I JUST love statistics and facts. I’m afraid I’m one of those real nerds who enjoys sitting down with an encyclopedia or a reference book and just soaking up interesting information about – well – virtually anything at all really.
So when I was casting around for something to write about for this week’s Riverwatch, my good lady wife said: “Why don’t you do something on interesting facts about the Thames?” So here goes…
For a start, did you know that the Thames, that symbol of Britishness and one of our proudest national assets, started its watery life as nothing more than a tributary of the mighty German River Rhine?
True enough, way back 25,000 years ago, during the last ice age, Britain was still joined to the Continent and the Thames, running slightly north of its current position, weaved its way across East Anglia and joined the Rhine as it flowed into what it now the North Sea close to the Dogger Bank.
When the ice began to melt and the sea levels rose, the low-lying land to the south and east was inundated and Britain became an island – which was when the Thames took on an independent life of its own.
The river rises in the Cotswold Hills at a place called Trewsbury Mead at a height of 364 feet above sea level and then follows a winding course of approximately 215 miles to the point where it officially becomes the sea at Sea Reach Buoy No.1, midway between the Essex and Kent shorelines.
One thing that never ceases to amaze me is the volume of water the river carries on its way down to the sea.
The Environment Agency has a number of flow monitoring stations set up along the river’s course, which provide data on the quantities of water passing along at any given time. There are 38 main tributaries on the non-tidal Thames above Teddington – and the catchment area for the river is a staggering 9,950 square kilometres (3,840 square miles). It’s clear that those tributaries play a major role in feeding the Thames.

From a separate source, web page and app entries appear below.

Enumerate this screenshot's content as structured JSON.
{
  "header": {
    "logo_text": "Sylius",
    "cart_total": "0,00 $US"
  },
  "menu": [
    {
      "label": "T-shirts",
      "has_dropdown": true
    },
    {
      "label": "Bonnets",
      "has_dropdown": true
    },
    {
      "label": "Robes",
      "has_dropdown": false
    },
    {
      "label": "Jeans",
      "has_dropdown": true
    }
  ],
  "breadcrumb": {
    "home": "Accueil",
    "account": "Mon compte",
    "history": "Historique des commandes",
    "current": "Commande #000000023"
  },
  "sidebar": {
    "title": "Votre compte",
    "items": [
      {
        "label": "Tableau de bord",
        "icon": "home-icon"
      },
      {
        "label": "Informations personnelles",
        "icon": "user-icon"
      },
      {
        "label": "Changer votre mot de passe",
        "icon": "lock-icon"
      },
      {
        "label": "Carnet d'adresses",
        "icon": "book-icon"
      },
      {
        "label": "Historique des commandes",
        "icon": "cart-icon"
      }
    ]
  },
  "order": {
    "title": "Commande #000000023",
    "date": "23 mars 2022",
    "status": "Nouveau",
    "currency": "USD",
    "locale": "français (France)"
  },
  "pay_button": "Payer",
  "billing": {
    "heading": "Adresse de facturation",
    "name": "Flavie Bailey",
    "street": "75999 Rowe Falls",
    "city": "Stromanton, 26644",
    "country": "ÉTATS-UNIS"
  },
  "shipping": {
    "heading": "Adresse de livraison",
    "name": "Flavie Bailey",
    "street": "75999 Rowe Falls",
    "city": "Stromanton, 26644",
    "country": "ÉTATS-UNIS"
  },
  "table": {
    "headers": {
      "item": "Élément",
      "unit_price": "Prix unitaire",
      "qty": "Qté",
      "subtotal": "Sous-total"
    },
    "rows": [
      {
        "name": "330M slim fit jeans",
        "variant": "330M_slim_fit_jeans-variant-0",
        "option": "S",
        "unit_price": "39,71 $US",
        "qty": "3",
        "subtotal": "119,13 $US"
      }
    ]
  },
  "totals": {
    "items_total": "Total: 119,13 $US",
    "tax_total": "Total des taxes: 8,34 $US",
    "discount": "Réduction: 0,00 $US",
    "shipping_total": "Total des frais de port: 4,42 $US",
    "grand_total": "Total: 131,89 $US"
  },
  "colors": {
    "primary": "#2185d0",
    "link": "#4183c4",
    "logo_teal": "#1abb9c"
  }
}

Up at Buscot Lock (close to Lechlade) the average flow is about 176 million gallons of water a day. But by the time the river reaches Kingston, that figure has gone up to 1,253 million gallons a day.
At Teddington, where the Thames changes into a tidal river, the average rate of flow over the weir is around 1,145 million gallons a day. During times of drought, that can fall as low as 200 million gallons a day whilst at the other end of the spectrum, during the winter when heavy rains throughout the catchment area feed the river, the flow rate can rise to 6,600 million gallons a day!
With that volume of water passing along its length, it’s perhaps no surprise that the river carries approximately 300,000 tonnes of sediment every year, depositing most of it on the ever-shifting mudbanks in the estuary.
Just in case you haven’t yet had your fill of Thames statistics, I’ve provided a box with a few more fascinating facts for your delectation. (Right, I’d better go and have a lay down in a darkened room after all those figures!)
More Thames Facts
- There are 44 locks on the non-tidal Thames
- The smallest is Buscot Lock (33.47 long and 4.47m wide)
- The largest is Molesey (81.78m long and 7.56m wide)
- There are 75 bridges spanning the non-tidal Thames and a further 29 on the tidal Thames
- The lowest is at Osney near Oxford (2.28m clearance) while the highest is the Queen Elizabeth II Bridge at Dartford (54.1m clearance)
- There are approximately 120 different species of fish populating the river
- The Thames receives the waste water from a total population of around 12 million people living in the catchment area